Much could be read from Majewski’s face too; as it could from that of Andrew Staples as her husband Tichon. He felt shame, as did his voice, yet still he did what his mother said. Katarina Dalayman’s Kabanicha was no mere caricature; if hardly sympathetic, perhaps she embodied a more comprehensible than usual desire for order in a community she saw threatened, rightly or wrongly, with breakdown. Her relationship with Pavlo Hunka’s sharply characterised Dikoj was likewise less caricatured than would often be the case, perhaps not merely a case of jaw-dropping hypocrisy. Simon O’Neill’s Boris was intelligently conceived, often ardent. There was likewise plenty of intelligence, and a wonderful animating spark, to Magdalena Kožená’s Varvara. She seemed veritably to bring Ladislav Elgr’s Kudrjáš to life, his second-act song delivered with verve and no little charm, Rattle splendidly highlighting the pizzicato accompaniment to help bring it to life. Claire Barnett-Jones and Lukáš Zeman both impressed in their smaller roles, making much of them in collaboration with their fellow artists. I look forward to hearing more from the latter, a new voice to me.
And yet, this was above all an orchestral drama. The poignancy of the brief, all-too-brief, Puccini-plus afterglow to the second act, eliciting a sadness quite different from anything one might hear in Puccini, offered another splendid, affecting example. Likewise, tellingly, the sheer strangeness of the early storm music of the third, especially from the LSO woodwind. If there were times, slightly to my surprise, when I found myself missing the completion of action that would have been achieved by a staged production—Janáček leaves much to that crucial pillar of operatic experience, knowing not only what to write but also what not to write—this was a compelling evening.

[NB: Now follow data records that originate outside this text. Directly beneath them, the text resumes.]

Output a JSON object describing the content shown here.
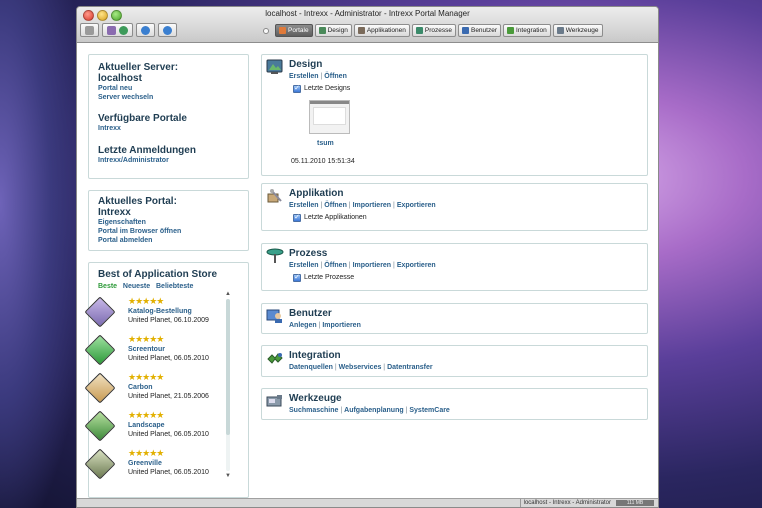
{
  "window": {
    "title": "localhost - Intrexx - Administrator - Intrexx Portal Manager"
  },
  "tabs": [
    {
      "label": "Portale",
      "active": true
    },
    {
      "label": "Design",
      "active": false
    },
    {
      "label": "Applikationen",
      "active": false
    },
    {
      "label": "Prozesse",
      "active": false
    },
    {
      "label": "Benutzer",
      "active": false
    },
    {
      "label": "Integration",
      "active": false
    },
    {
      "label": "Werkzeuge",
      "active": false
    }
  ],
  "server_panel": {
    "heading_current": "Aktueller Server:",
    "server_name": "localhost",
    "link_new_portal": "Portal neu",
    "link_switch_server": "Server wechseln",
    "heading_portals": "Verfügbare Portale",
    "portal_link": "Intrexx",
    "heading_logins": "Letzte Anmeldungen",
    "login_link": "Intrexx/Administrator"
  },
  "portal_panel": {
    "heading": "Aktuelles Portal:",
    "portal_name": "Intrexx",
    "link_properties": "Eigenschaften",
    "link_open_browser": "Portal im Browser öffnen",
    "link_logout": "Portal abmelden"
  },
  "store_panel": {
    "heading": "Best of Application Store",
    "filters": [
      "Beste",
      "Neueste",
      "Beliebteste"
    ],
    "items": [
      {
        "stars": "★★★★★",
        "name": "Katalog-Bestellung",
        "meta": "United Planet, 06.10.2009",
        "color": "#7b6bb0"
      },
      {
        "stars": "★★★★★",
        "name": "Screentour",
        "meta": "United Planet, 06.05.2010",
        "color": "#2e9a3a"
      },
      {
        "stars": "★★★★★",
        "name": "Carbon",
        "meta": "United Planet, 21.05.2006",
        "color": "#c89a52"
      },
      {
        "stars": "★★★★★",
        "name": "Landscape",
        "meta": "United Planet, 06.05.2010",
        "color": "#3d8a3a"
      },
      {
        "stars": "★★★★★",
        "name": "Greenville",
        "meta": "United Planet, 06.05.2010",
        "color": "#6c7a52"
      }
    ]
  },
  "sections": {
    "design": {
      "title": "Design",
      "links": [
        "Erstellen",
        "Öffnen"
      ],
      "check_label": "Letzte Designs",
      "thumb_label": "tsum",
      "timestamp": "05.11.2010 15:51:34"
    },
    "applikation": {
      "title": "Applikation",
      "links": [
        "Erstellen",
        "Öffnen",
        "Importieren",
        "Exportieren"
      ],
      "check_label": "Letzte Applikationen"
    },
    "prozess": {
      "title": "Prozess",
      "links": [
        "Erstellen",
        "Öffnen",
        "Importieren",
        "Exportieren"
      ],
      "check_label": "Letzte Prozesse"
    },
    "benutzer": {
      "title": "Benutzer",
      "links": [
        "Anlegen",
        "Importieren"
      ]
    },
    "integration": {
      "title": "Integration",
      "links": [
        "Datenquellen",
        "Webservices",
        "Datentransfer"
      ]
    },
    "werkzeuge": {
      "title": "Werkzeuge",
      "links": [
        "Suchmaschine",
        "Aufgabenplanung",
        "SystemCare"
      ]
    }
  },
  "status_bar": {
    "text": "localhost - Intrexx - Administrator",
    "memory": "111 MB"
  }
}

If some listeners might have felt Rattle’s more spacious tempi went too far at times, for me they worked well in context. There seemed little doubt they had the assent of orchestra and cast alike.
Leoš Janáček: Katya Kabanova (concert performance)
Katěrina Kabanova – Amanda Majeski, Marfa Ignatěvna Kabanova (Kabanicha) – Katarina Dalayman, Varvara – Magdalena Kožená, Boris Grigorjevič – Simon O’Neill, Váňa Kudrjáš – Ladislav Elgr, Tichon Ivanyč Kabanov – Andrew Staples, Savël Prokofjevič Dikoj – Pavlo Hunka, Kuligin – Lukáš Zeman, Glaša, Fekluša – Claire Barnett-Jones. Conductor – Simon Rattle, London Symphony Chorus (chorus master: William Spaulding), London Symphony Orchestra.
Barbican Hall, London; Wednesday 11th January 2023.
ABOVE: Magdalena Kožená and Amanda Majeski (c) Mark Allan